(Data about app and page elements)
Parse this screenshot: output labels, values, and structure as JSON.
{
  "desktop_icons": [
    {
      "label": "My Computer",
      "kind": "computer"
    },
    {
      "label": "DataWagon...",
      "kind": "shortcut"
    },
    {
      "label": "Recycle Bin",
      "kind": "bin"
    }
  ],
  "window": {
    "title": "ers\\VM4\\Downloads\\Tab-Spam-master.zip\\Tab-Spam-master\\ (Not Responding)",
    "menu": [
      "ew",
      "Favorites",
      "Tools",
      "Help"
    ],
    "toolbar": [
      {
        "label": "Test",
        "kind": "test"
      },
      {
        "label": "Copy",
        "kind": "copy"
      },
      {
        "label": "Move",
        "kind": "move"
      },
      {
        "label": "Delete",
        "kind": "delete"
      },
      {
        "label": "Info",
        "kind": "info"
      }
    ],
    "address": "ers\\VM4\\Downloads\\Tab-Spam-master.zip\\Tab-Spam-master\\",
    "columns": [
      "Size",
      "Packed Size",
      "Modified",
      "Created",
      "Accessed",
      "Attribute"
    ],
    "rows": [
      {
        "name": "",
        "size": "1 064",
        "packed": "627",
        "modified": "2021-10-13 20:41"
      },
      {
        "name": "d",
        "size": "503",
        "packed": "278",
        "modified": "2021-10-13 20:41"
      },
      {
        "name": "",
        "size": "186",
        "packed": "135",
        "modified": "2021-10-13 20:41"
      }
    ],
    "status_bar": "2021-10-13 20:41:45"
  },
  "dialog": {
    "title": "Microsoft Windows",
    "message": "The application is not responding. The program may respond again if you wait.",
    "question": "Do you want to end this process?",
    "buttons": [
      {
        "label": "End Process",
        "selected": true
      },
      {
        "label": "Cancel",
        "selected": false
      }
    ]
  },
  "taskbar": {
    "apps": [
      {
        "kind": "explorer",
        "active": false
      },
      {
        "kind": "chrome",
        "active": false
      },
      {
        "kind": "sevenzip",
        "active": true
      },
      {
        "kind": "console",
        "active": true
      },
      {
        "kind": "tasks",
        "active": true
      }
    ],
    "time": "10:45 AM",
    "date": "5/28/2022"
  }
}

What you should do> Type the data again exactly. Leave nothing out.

Your solution>
Parse this screenshot: output labels, values, and structure as JSON.
{
  "desktop_icons": [
    {
      "label": "My Computer",
      "kind": "computer"
    },
    {
      "label": "DataWagon...",
      "kind": "shortcut"
    },
    {
      "label": "Recycle Bin",
      "kind": "bin"
    }
  ],
  "window": {
    "title": "ers\\VM4\\Downloads\\Tab-Spam-master.zip\\Tab-Spam-master\\ (Not Responding)",
    "menu": [
      "ew",
      "Favorites",
      "Tools",
      "Help"
    ],
    "toolbar": [
      {
        "label": "Test",
        "kind": "test"
      },
      {
        "label": "Copy",
        "kind": "copy"
      },
      {
        "label": "Move",
        "kind": "move"
      },
      {
        "label": "Delete",
        "kind": "delete"
      },
      {
        "label": "Info",
        "kind": "info"
      }
    ],
    "address": "ers\\VM4\\Downloads\\Tab-Spam-master.zip\\Tab-Spam-master\\",
    "columns": [
      "Size",
      "Packed Size",
      "Modified",
      "Created",
      "Accessed",
      "Attribute"
    ],
    "rows": [
      {
        "name": "",
        "size": "1 064",
        "packed": "627",
        "modified": "2021-10-13 20:41"
      },
      {
        "name": "d",
        "size": "503",
        "packed": "278",
        "modified": "2021-10-13 20:41"
      },
      {
        "name": "",
        "size": "186",
        "packed": "135",
        "modified": "2021-10-13 20:41"
      }
    ],
    "status_bar": "2021-10-13 20:41:45"
  },
  "dialog": {
    "title": "Microsoft Windows",
    "message": "The application is not responding. The program may respond again if you wait.",
    "question": "Do you want to end this process?",
    "buttons": [
      {
        "label": "End Process",
        "selected": true
      },
      {
        "label": "Cancel",
        "selected": false
      }
    ]
  },
  "taskbar": {
    "apps": [
      {
        "kind": "explorer",
        "active": false
      },
      {
        "kind": "chrome",
        "active": false
      },
      {
        "kind": "sevenzip",
        "active": true
      },
      {
        "kind": "console",
        "active": true
      },
      {
        "kind": "tasks",
        "active": true
      }
    ],
    "time": "10:45 AM",
    "date": "5/28/2022"
  }
}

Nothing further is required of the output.